“I sat there holding my leg,” Veeder said. He’d been sleeping in long underwear bottoms that were now soaked with blood from the calf down. “I waited about 10 minutes and finally realized I have to go. I put on my shoes, coat and grabbed my quilt.”
That’s when Veeder began limping back toward what he thought was the shelter, hoping that he could get help. But it was so dark that he almost walked into a tree. Not only was he worried about the bear attacking again, but he also feared he might get lost in the thick, dark forest and wander around bleeding and confused.
Luckily, he stepped onto the smooth surface of the trail. As he got closer to where he thought the shelter was located he began yelling that he’d been attacked by a bear, been bitten and was bleeding.
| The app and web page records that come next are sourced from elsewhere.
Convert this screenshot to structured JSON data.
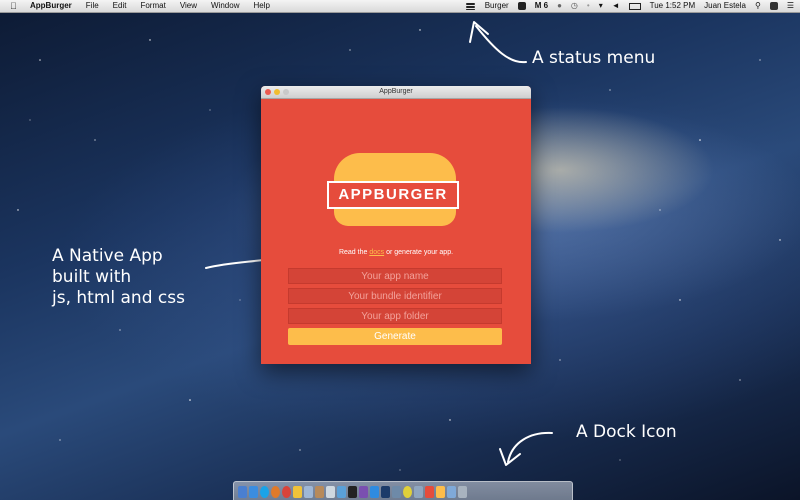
{
  "menubar": {
    "app_name": "AppBurger",
    "menus": [
      "File",
      "Edit",
      "Format",
      "View",
      "Window",
      "Help"
    ],
    "status_item_label": "Burger",
    "status_badge": "M 6",
    "clock": "Tue 1:52 PM",
    "user": "Juan Estela"
  },
  "window": {
    "title": "AppBurger",
    "logo_text": "APPBURGER",
    "read_prefix": "Read the",
    "docs_link": "docs",
    "read_suffix": "or generate your app.",
    "fields": {
      "app_name_placeholder": "Your app name",
      "bundle_placeholder": "Your bundle identifier",
      "folder_placeholder": "Your app folder"
    },
    "generate_label": "Generate"
  },
  "annotations": {
    "status_menu": "A status menu",
    "native_app_lines": [
      "A Native App",
      "built with",
      "js, html and css"
    ],
    "dock_icon": "A Dock Icon"
  },
  "colors": {
    "app_red": "#e64c3c",
    "bun_yellow": "#fdbd4b"
  },
  "icons": {
    "menubar_right": [
      "burger-icon",
      "skype-icon",
      "notification-icon",
      "clock-icon",
      "bluetooth-icon",
      "wifi-icon",
      "volume-icon",
      "battery-icon",
      "search-icon",
      "user-icon",
      "list-icon"
    ],
    "dock": [
      "finder-icon",
      "safari-icon",
      "skype-icon",
      "firefox-icon",
      "chrome-icon",
      "adium-icon",
      "mail-icon",
      "address-book-icon",
      "preview-icon",
      "itunes-icon",
      "terminal-icon",
      "textmate-icon",
      "app-store-icon",
      "photoshop-icon",
      "keynote-icon",
      "sublime-icon",
      "folder-icon",
      "tv-icon",
      "appburger-icon",
      "downloads-icon",
      "trash-icon"
    ]
  }
}
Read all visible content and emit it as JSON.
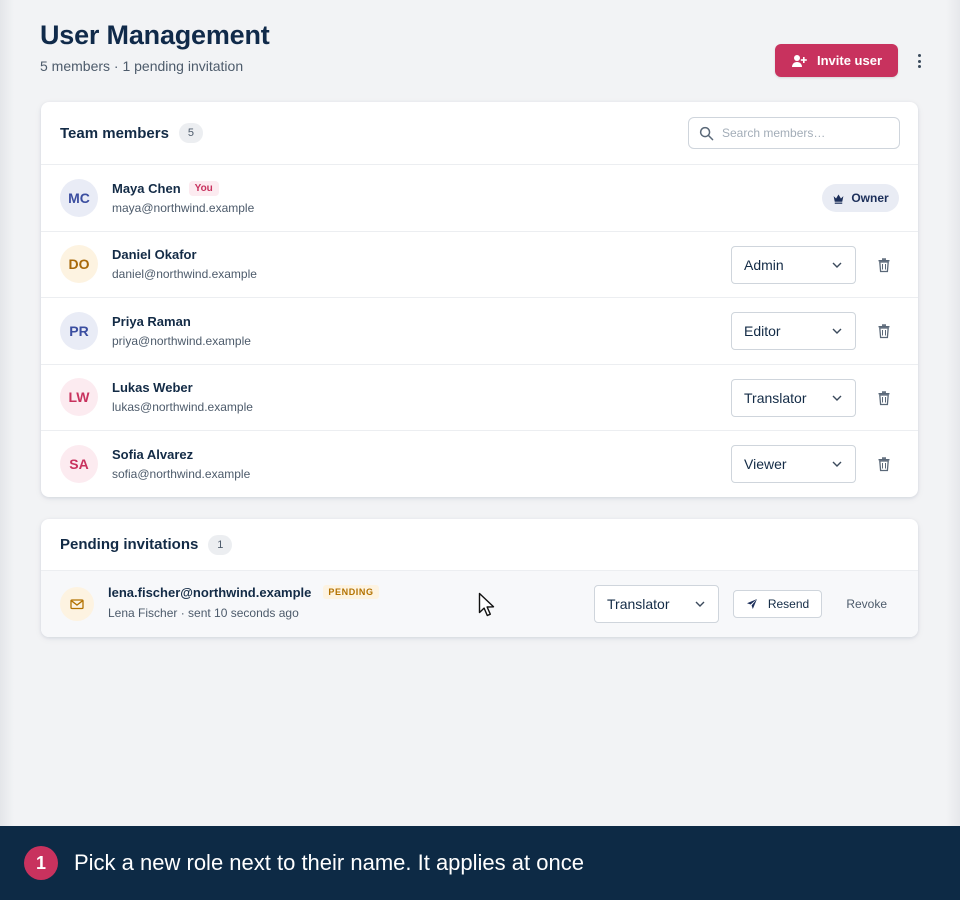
{
  "header": {
    "title": "User Management",
    "subtitle": "5 members · 1 pending invitation",
    "invite_label": "Invite user"
  },
  "team": {
    "title": "Team members",
    "count": "5",
    "search_placeholder": "Search members…",
    "members": [
      {
        "initials": "MC",
        "name": "Maya Chen",
        "email": "maya@northwind.example",
        "you": "You",
        "owner": "Owner",
        "avatar_bg": "#e9ecf6",
        "avatar_fg": "#3b4ea0"
      },
      {
        "initials": "DO",
        "name": "Daniel Okafor",
        "email": "daniel@northwind.example",
        "role": "Admin",
        "avatar_bg": "#fdf3e1",
        "avatar_fg": "#a8690a"
      },
      {
        "initials": "PR",
        "name": "Priya Raman",
        "email": "priya@northwind.example",
        "role": "Editor",
        "avatar_bg": "#e9ecf6",
        "avatar_fg": "#3b4ea0"
      },
      {
        "initials": "LW",
        "name": "Lukas Weber",
        "email": "lukas@northwind.example",
        "role": "Translator",
        "avatar_bg": "#fcebf0",
        "avatar_fg": "#c8325e"
      },
      {
        "initials": "SA",
        "name": "Sofia Alvarez",
        "email": "sofia@northwind.example",
        "role": "Viewer",
        "avatar_bg": "#fcebf0",
        "avatar_fg": "#c8325e"
      }
    ]
  },
  "pending": {
    "title": "Pending invitations",
    "count": "1",
    "invites": [
      {
        "email": "lena.fischer@northwind.example",
        "badge": "PENDING",
        "sub": "Lena Fischer · sent 10 seconds ago",
        "role": "Translator",
        "resend": "Resend",
        "revoke": "Revoke"
      }
    ]
  },
  "footer": {
    "step": "1",
    "text": "Pick a new role next to their name. It applies at once"
  },
  "colors": {
    "accent": "#c8325e",
    "navy": "#0d2a45",
    "text": "#132b46"
  },
  "icons": {
    "invite": "user-plus-icon",
    "search": "search-icon",
    "owner": "crown-icon",
    "select": "chevron-down-icon",
    "delete": "trash-icon",
    "mail": "mail-icon",
    "resend": "send-icon",
    "more": "more-vertical-icon",
    "cursor": "mouse-cursor-icon"
  }
}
He cried out for help asking where the shelter was.
“It’s right over there,” a man’s voice yelled in irritation, as if it was too obvious to miss.
A female camper heard his pleas and joined him in the shelter. Her tent was only 40 feet away but in the morning had also been shredded by a bear. Another hiker wrapped up his leg. One camper was able to get a cellphone signal and call 911. The trail workers also had a radio on which they called park rangers who appeared in the afternoon on horseback.
While waiting for the rangers to arrive, fellow campers retrieved all of Veeder’s gear from his campsite.
“The bear had chewed everything, even my aluminum tent poles, my smartphone, book, plastic water filter,” Veeder said.
Three days later park rangers trapped a 400-pound male black bear in the area and euthanized it based on a comparison of its bite and the marks on Veeder’s phone. Unfortunately, a later DNA test comparing saliva on Veeder’s shredded gear to the bear’s revealed it was the wrong animal. Another black bear trapped in the area on May 20 also failed the DNA test but was released alive with a GPS collar. The first bear’s neck was so big a GPS collar wouldn’t fit.
“While human injury is rare, we have recently had multiple incidents of bears ripping into tents in the backcountry,” the Park Service said in a press release following Veeder’s attack. “The months of May and June are particularly difficult for bears due to the lack of abundant natural foods. Summer foods, primarily berries, will begin to ripen over the next several weeks and we historically see less aggressive bear behavior after that point.”
Yet only last June, a 16-year-old Ohio boy was dragged by his head from his family’s Great Smoky Mountains’ campsite by a black bear. His father had to jump on the bear’s back and punch it repeatedly in the face before the bear released its grip on his son.
In 2000, the park recorded its first lethal bear attack when a sow and yearling female attacked and killed a 50-year-old Tennessee woman. She was the first person killed by a black bear in a federal park or reserve in the Southeast, according to news accounts.
Despite the incident, Veeder said he plans to return to the Appalachian Trail, this time hiking from the north to the south. He won’t be doing any camping off by himself, though.
“I’ve slept really well since the attack,” he said, with no nightmares or post-traumatic stress. “But out on the trail I think it will take me a few nights to settle down.”
Although the two puncture wounds in his left calf missed his shin bone and never severed an artery, he’s hoping the injuries are big enough to leave marks.
“I hope I have a scar,” he said and smiled. “I want to have something to back my story up.”
It’s become a cautionary tale for Veeder, because even though he thought he had done everything right, he was still attacked.
“Even if you’re really careful and use best practices, you can still get a rogue bear. And if it does happen, you just fight.”
At 5-foot-9 and 180 pounds, Veeder is no bantamweight bear fighter, but bears are incredibly strong with a bite force that’s been estimated at 700 pounds. Still, one of the common instructions given to people who run into a black bear is to appear big and fight back.
The attack may have frightened Veeder’s family more than it has him.
“I will never spend a night in a tent again,” said his older sister. “It’s too scary.”